Bull and bear markets - the basics in 60 seconds
What's a bull market?
A bull market is a sustained period where prices rise. The trend is up, but not everyone will agree on how long that period must be to qualify.
For stocks, people often consider a 20% rise in stock prices a bull market (when following a previous 20% decline).
You might also hear people talk about being “bullish” on an investment. If you’re bullish you are confident, you have an optimistic outlook.
One suggestion for the origin of the term “bull” is that a bull thrusts its horns up. However, when a bear fights it swings its paws down.
A bull market ends when stock prices fall 20%.
What's a bear market?

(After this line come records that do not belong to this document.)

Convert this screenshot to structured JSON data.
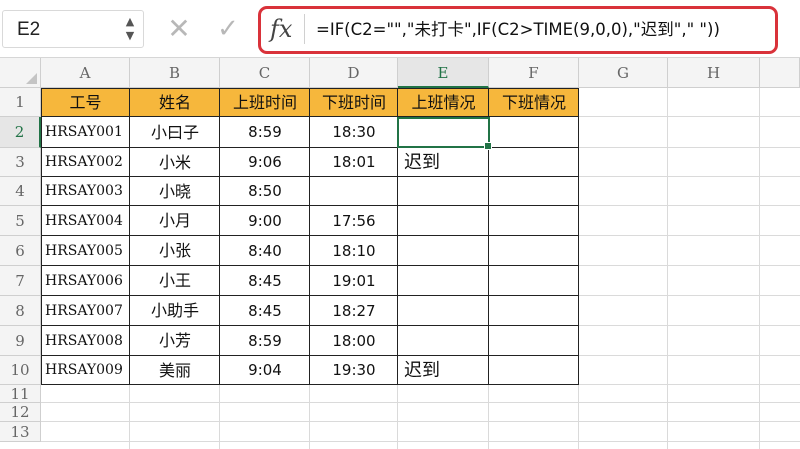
{
  "formula_bar": {
    "name_box": "E2",
    "formula": "=IF(C2=\"\",\"未打卡\",IF(C2>TIME(9,0,0),\"迟到\",\" \"))"
  },
  "columns": [
    "A",
    "B",
    "C",
    "D",
    "E",
    "F",
    "G",
    "H"
  ],
  "rows": [
    "1",
    "2",
    "3",
    "4",
    "5",
    "6",
    "7",
    "8",
    "9",
    "10",
    "11",
    "12",
    "13"
  ],
  "table": {
    "headers": [
      "工号",
      "姓名",
      "上班时间",
      "下班时间",
      "上班情况",
      "下班情况"
    ],
    "records": [
      [
        "HRSAY001",
        "小曰子",
        "8:59",
        "18:30",
        "",
        ""
      ],
      [
        "HRSAY002",
        "小米",
        "9:06",
        "18:01",
        "迟到",
        ""
      ],
      [
        "HRSAY003",
        "小晓",
        "8:50",
        "",
        "",
        ""
      ],
      [
        "HRSAY004",
        "小月",
        "9:00",
        "17:56",
        "",
        ""
      ],
      [
        "HRSAY005",
        "小张",
        "8:40",
        "18:10",
        "",
        ""
      ],
      [
        "HRSAY006",
        "小王",
        "8:45",
        "19:01",
        "",
        ""
      ],
      [
        "HRSAY007",
        "小助手",
        "8:45",
        "18:27",
        "",
        ""
      ],
      [
        "HRSAY008",
        "小芳",
        "8:59",
        "18:00",
        "",
        ""
      ],
      [
        "HRSAY009",
        "美丽",
        "9:04",
        "19:30",
        "迟到",
        ""
      ]
    ]
  },
  "colors": {
    "header_fill": "#f6b73c",
    "selection": "#217346",
    "formula_highlight": "#d9323a"
  },
  "icons": {
    "cancel": "close-icon",
    "enter": "check-icon",
    "function": "fx-icon"
  }
}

A bear market refers to a downturn in the market, one where stock prices are falling. In investing, if you expect prices to fall you will be referred to as “bearish”.
It has been argued the term could be related to bearskin sellers of the 1700s – also known as the the “bearskin jobbers” – and the phrases “don’t sell the bear skin before you’ve caught the bear” or “to sell the bearskin”.

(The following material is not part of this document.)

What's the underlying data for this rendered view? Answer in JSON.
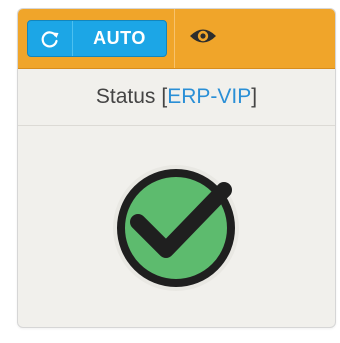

These “bearskin jobbers” were middlemen who sold bearskins before they had received them – speculating on the future purchase price in hope that it would drop and they could profit on the difference.
Today we call this “short selling”.
How long do bull markets last?
It's important to remember that bull markets don't last forever!
Last month the US equity market set a record for the longest bull market in history. It began on 9 March 2009 and so far has lasted more than nine years - and it's not just US stocks that have risen.
The 1970s economic recovery (just over six years)
The Reagan-era presidency bull market (five years)
The great expansion of the 1990s (just under nine-and-a-half years)
Pre-global financial crisis bull market (five years)
Post-global financial crisis bull market (began March 2009 - the longest on record)
Meanwhile Duncan Lamont, head of research and analytics at Schroders, where we work, has pointed out that last year was the first time in 35 years (which is as far back daily data allows) when there wasn’t a single seven-day period where US equities fell by more than 2%.
He said: "It's a reminder of the calm progress made by shares last year. But it also raises the possibility that investors may have forgotten what it feels like to lose money. This is not normal. I repeat. This is not normal".
Investors always have to remember that just because they didn't lose money last year doesn't mean they won't this year.